In opposition, health spokesman Reilly espoused a fundamental and far-reaching reform of the health service, a reform which would have transformed the funding model of the existing public system. In summary, rather than public hospitals receiving a fixed pre-determined sum of money from general exchequer revenues, they would instead be reimbursed by health insurance companies for what they actually do.
In the Fine Gael model, such insurance would be mandatory and socially subsidised by the better off, and the insurance companies would be private (the so-called Dutch Model). The programme for coalition government with Labour contained a compromise wherein the health insurance market would contain a mixture of public and private companies, the system which applies in Germany ("Deutsch Model"). This approach has been hugely successful in Germany and the other countries that use it, giving them health outcomes that are vastly superior to systems like the UK's which continue to rely on the tax/budget model.
Insurance-based health care tends to minimise waiting times, increase efficiency and can iron out inequality, but is somewhat more expensive, thus making Irish health system reform unacceptable to the
Troika, Frau Merkel and the German Hairdressers. Possibly in response to this, Dr Reilly announced --somewhat presumptuously -- that he will implement it in a second Dail term after the government is re-elected, concentrating for the present on reforming GP care and on addressing inefficiencies in the system.
To this end, he has instituted a "special delivery unit" which has been charged with the task of reducing emergency waiting times by increasing efficiency, and he has replaced the board of the HSE. He has also proceeded with plans to rationalise emergency services, in the process being forced to go back on commitments made to maintain Roscommon Hospital's A&E department.
He has repeatedly and correctly pointed out that it is unacceptable that some hospital specialists are making huge fees from the VHI (of which he is the sole shareholder) without admitting that the reason why this occurs is because the policy of successive governments has been to keep specialist numbers low -- not to save salary, which is a small component of health costs, but to keep consultant-provided activity low and waiting lists long.
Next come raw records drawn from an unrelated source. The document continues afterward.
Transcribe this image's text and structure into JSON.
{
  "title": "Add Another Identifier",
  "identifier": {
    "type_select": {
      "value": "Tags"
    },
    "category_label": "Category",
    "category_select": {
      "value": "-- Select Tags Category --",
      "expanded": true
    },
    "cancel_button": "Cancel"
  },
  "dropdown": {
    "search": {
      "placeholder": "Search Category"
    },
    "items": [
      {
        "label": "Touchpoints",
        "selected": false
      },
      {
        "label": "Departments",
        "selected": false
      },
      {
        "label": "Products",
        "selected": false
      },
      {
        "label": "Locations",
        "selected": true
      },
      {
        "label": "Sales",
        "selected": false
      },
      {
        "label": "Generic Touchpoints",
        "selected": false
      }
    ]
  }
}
Patients on waiting lists cost nothing.
I respectfully believe that this decision to delay reform was an error. The cardinal sin in a recession is not spending money, it is wasting money. Our wasteful inefficient system is crying out for fundamental reform now, and no amount of bureaucratic tinkering around the edges will deal with the fundamental problems. The recent announcement that Tallaght Hospital will close 10 per cent of its beds in order to stay in budget speaks eloquently to the faults of the current system.
The minister took criticism last week over his decision to increase the levy charged on health insurance. Much of this criticism is unfair. VHI was set up to act as a monopoly provider of semi-socialised health insurance for people who had the inclination and the financial wherewithal to make an additional contribution to the cost of their health care above and beyond that which they paid in tax. Its funding model, in which obligations to older members are met by the premia of healthy new ones, becomes as sustainable as a Ponzi scheme when new companies which are unencumbered with legacy obligations to existing members begin to siphon off new customers.
Seen in this context, his decision to increase the levy is understandable and was necessary.
My major worry after his first 10 months in office is that he might be taken hostage by the people who actually run our health system -- the Health Administrator-Civil Service Complex, who believe that health policy is a constant struggle between greedy doctors, lazy nurses, benighted local hospital activists, trade unions and unrealistic patients.
They never acknowledge that the most powerful vested interest is themselves. Dr Reilly's proposed but now-postponed reforms would reduce their vice-like death grip on the levers of power. They will resist it.
He needs to resist them.
Senator John Crown is a consultant oncologist